The Bitcoin network became operational on January 3, 2009, when Satoshi Nakamoto mined the inaugural Bitcoin block, referred to as the genesis block. The first-ever Bitcoin transaction occurred on January 12, 2009, when Satoshi Nakamoto transferred 10 BTC to a software engineer named Hal Finney. During its early stages, Bitcoin was predominantly utilized by a niche group of enthusiasts intrigued by its technological possibilities and the notion of a decentralized form of currency.
As the Bitcoin network grew, it began attracting a wider audience's attention, including investors, entrepreneurs, and developers. Over time, various businesses and services started accepting Bitcoin as a form of payment, and its market value increased significantly. This growth led to the development of ab extensive ecosystem around Bitcoin, including exchanges, wallets, and various other tools and services.

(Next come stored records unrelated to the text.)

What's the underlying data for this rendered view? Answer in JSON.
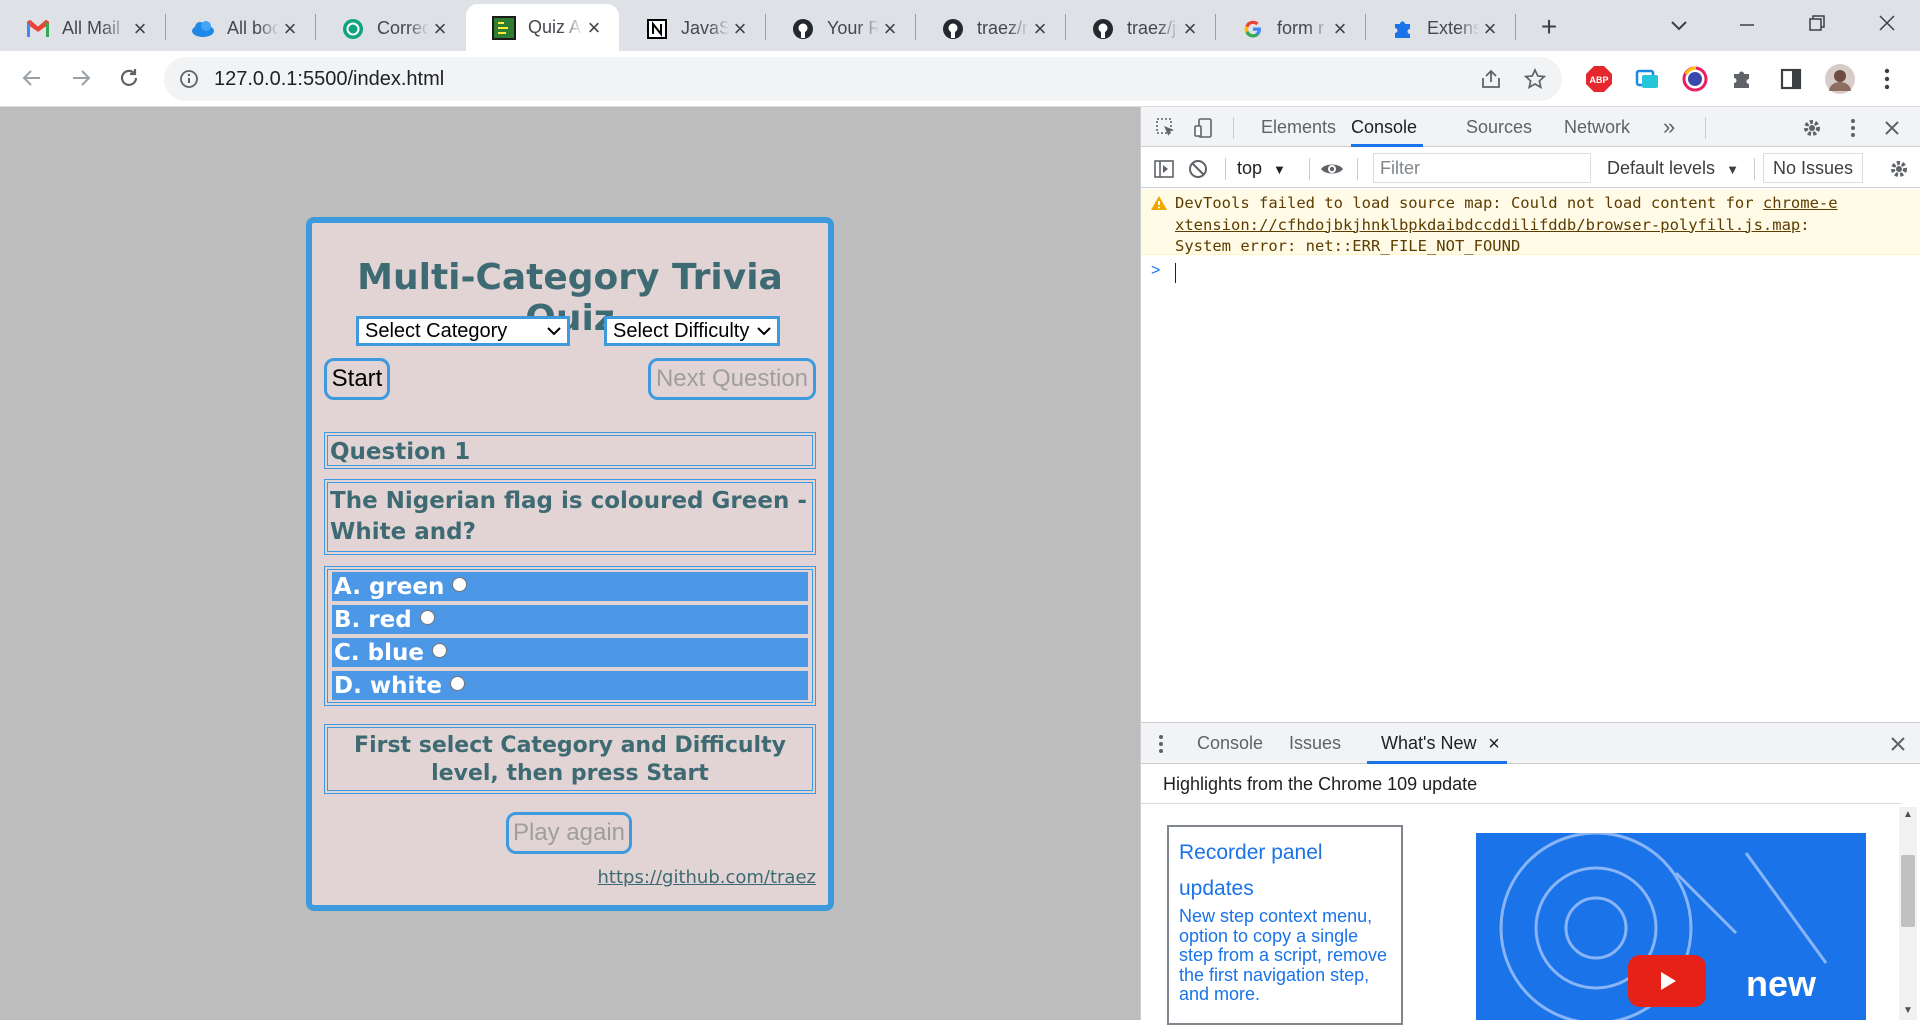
{
  "browser": {
    "tabs": [
      {
        "title": "All Mail",
        "icon": "gmail-icon"
      },
      {
        "title": "All bookmarks",
        "icon": "cloud-icon"
      },
      {
        "title": "Correct",
        "icon": "chatgpt-icon"
      },
      {
        "title": "Quiz App",
        "icon": "quiz-favicon"
      },
      {
        "title": "JavaScript",
        "icon": "notion-icon"
      },
      {
        "title": "Your Repositories",
        "icon": "github-icon"
      },
      {
        "title": "traez/r",
        "icon": "github-icon"
      },
      {
        "title": "traez/js",
        "icon": "github-icon"
      },
      {
        "title": "form r",
        "icon": "google-icon"
      },
      {
        "title": "Extensions",
        "icon": "puzzle-icon"
      }
    ],
    "active_tab_index": 3,
    "url": "127.0.0.1:5500/index.html",
    "extensions": [
      "abp-icon",
      "cast-icon",
      "color-picker-icon",
      "puzzle-icon",
      "sidebar-icon",
      "avatar"
    ],
    "abp_label": "ABP"
  },
  "quiz": {
    "title": "Multi-Category Trivia Quiz",
    "category_select": "Select Category",
    "difficulty_select": "Select Difficulty",
    "start_label": "Start",
    "next_label": "Next Question",
    "question_number": "Question 1",
    "question_text": "The Nigerian flag is coloured Green - White and?",
    "options": [
      "A. green",
      "B. red",
      "C. blue",
      "D. white"
    ],
    "status_message": "First select Category and Difficulty level, then press Start",
    "play_again_label": "Play again",
    "footer_link": "https://github.com/traez"
  },
  "devtools": {
    "tabs": [
      "Elements",
      "Console",
      "Sources",
      "Network"
    ],
    "active_tab": "Console",
    "more_tabs": "»",
    "context": "top",
    "filter_placeholder": "Filter",
    "levels": "Default levels",
    "issues": "No Issues",
    "warning": {
      "line1": "DevTools failed to load source map: Could not load content for ",
      "link": "chrome-extension://cfhdojbkjhnklbpkdaibdccddilifddb/browser-polyfill.js.map",
      "link_part1": "chrome-e",
      "link_part2": "xtension://cfhdojbkjhnklbpkdaibdccddilifddb/browser-polyfill.js.map",
      "after_link": ":",
      "line3": "System error: net::ERR_FILE_NOT_FOUND"
    },
    "prompt": ">",
    "drawer": {
      "tabs": [
        "Console",
        "Issues",
        "What's New"
      ],
      "active_tab": "What's New",
      "highlight": "Highlights from the Chrome 109 update",
      "card_title": "Recorder panel updates",
      "card_body": "New step context menu, option to copy a single step from a script, remove the first navigation step, and more.",
      "video_text": "new"
    }
  },
  "colors": {
    "accent": "#3d9bdd",
    "quiz_bg": "#e2d4d4",
    "text_teal": "#3e6b73",
    "option_bg": "#4c97e6",
    "page_bg": "#bdbdbd",
    "devtools_blue": "#1a73e8"
  }
}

The rise of Bitcoin has not been without its challenges and controversies. The Bitcoin community has faced internal disagreements and conflicts, often referred to as "The Bitcoin Wars." These disputes have centered around various issues, such as the size of the blocks in the Bitcoin blockchain, the direction of the technology, and the role of developers and miners in shaping the future of Bitcoin.
One of the most significant conflicts in the history of Bitcoin was the block size debate, which started in 2015 and lasted until 2017. The dispute revolved around whether to increase the maximum block size to accommodate more transactions per block, thereby increasing the network's capacity. The debate led to a split in the Bitcoin community, creating a new cryptocurrency called Bitcoin Cash (BCH) in August 2017.
Another notable conflict occurred in 2018 when a group of developers and miners led by Craig Wright and Calvin Ayre proposed a contentious hard fork called Bitcoin SV (Satoshi's Vision). This hard fork aimed to restore the original Bitcoin protocol and increase the block size limit to 128 MB. The proposal led to another split in the community, creating a new cryptocurrency called Bitcoin SV (BSV).
The Bitcoin halving represents a pivotal moment in Bitcoin's timeline, taking place roughly every four years (or after 210,000 blocks). This event sees the reward for mining a fresh block being reduced by 50%, subsequently slowing the creation of new bitcoins. The latest Bitcoin halving occurred in May 2020, lowering the block reward from 12.5 to 6.25 bitcoins. This occurrence is important because it influences Bitcoin availability and can potentially affect the digital currency's market worth.
But what is the mechanism behind Bitcoin? Bitcoin functions on a distributed network of computers known as nodes. These nodes preserve a public record called the blockchain, which holds all verified transactions. To incorporate a new transaction into the blockchain, nodes must validate it through a procedure known as mining. Miners employ high-powered computers to tackle intricate mathematical challenges that act as Proof-of-Work. Once miners resolve the problem, they can append the transaction to the blockchain and receive new bitcoins as a reward.
To sum up, the history of Bitcoin is a captivating tale of technological advancements, ideological convictions, and internal disputes. The development and growth of Bitcoin have demonstrated the potential of decentralized currencies and the power of cryptography to secure transactions and protect privacy. As Bitcoin continues to evolve and mature, it will be interesting to see how it shapes the future of finance and technology.